Foundations of King Kasyapa's palace atop Sigiriya Rock
A final, steep metal stairway led to the summit and the rock’s plateau like surface. I felt happy that, at 54, I wasn't huffing and puffing too badly when I reached the top. The sweating was also held down by the gusting winds which had been cooling me off. They rose to a roar on the exposed face of the rock, whipping well into the 30 mph range, I imagine. It was once I was at the top that the Machu Picchu parallel first struck me. Looking all around as the gorgeous 360 view, I could help but be reminded of my hiking the Inca Trail a decade or so ago. The foundations of the buildings here were mostly brick unlike stone in Peru, but the sloped surface of the summit reminded me of it intensely.
The Royal Baths atop the Rock

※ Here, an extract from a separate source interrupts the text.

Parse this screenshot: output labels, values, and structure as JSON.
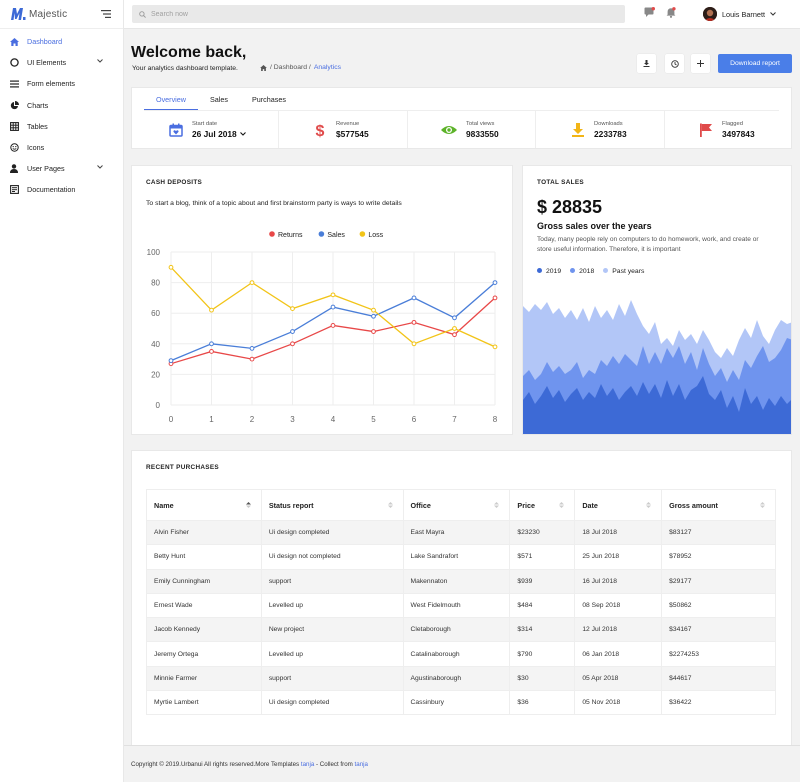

I did a slow circuit of the fortifications and palace, most of which is simply brick foundations. Therefore pools, though, as well as audience chambers and other recognizable ruins. Most visitors couldn't take their eye off the view, though. We had a perfectly sunny day for the ascent, but once atop, I saw some darker clouds rolling in. Sure enough, about a half hour later, drops of rain could be felt. However, the wind drove the clouds away as quickly as it brought them, and no elevated drenching occurred. After exploring nearly every foot of the top, it was time to head down. The crowds were still relatively light, and I hit no backups on my way down.
The "Machu Picchu" of Sri Lanka
After a refreshing, cold Fanta at the cafeteria, I soldiered my weary bones towards the Sigiriya museum. The first level is underwhelming, consisting of photographs of Sigiriya Rock since excavation and restoration began. The short video taught nothing new, but it was offered in English, Sinahala, and Tamil. The next level up had more archeological displays and talked about the early inhabitants of the area, as well as monastic occupation of the area, my favorite part was the film with the CGI reconstruction of what Sigiriya would have looked like in Kayapa’s days. There were some good statues, but disappointingly, this was a “no photographs” museum. It became all the more frustrating in the gallery where the had recreated a rock face and repainted the Frescoes of the apsaras. So. really? No pictures of the modern repaintings either? Sometimes, I think museums get in the rut of saying No and lose sight of common sense. Yes, protest objects from wear and colored ones from flash photography. But allow it where the object can't possibly be damaged by people taking pictures. Please.
King Kasyapa's throne
Nevertheless, it had been an amazing day. I often get nervous before I visit what I think will be the highlight of a trip. Will the weather ruin it, I wonder? Will it disappoint? Today, in Sigiriya, there was no downside. I left the site, walking along the moat, feeling physically drained but spiritually refreshed. The Sri Lankan tourism ads like to tout Sigiriya as the “8th Wonder of the Worlds.” I am not sure that title is appropriate, but it certainly is a wonderfully uplifting place to visit.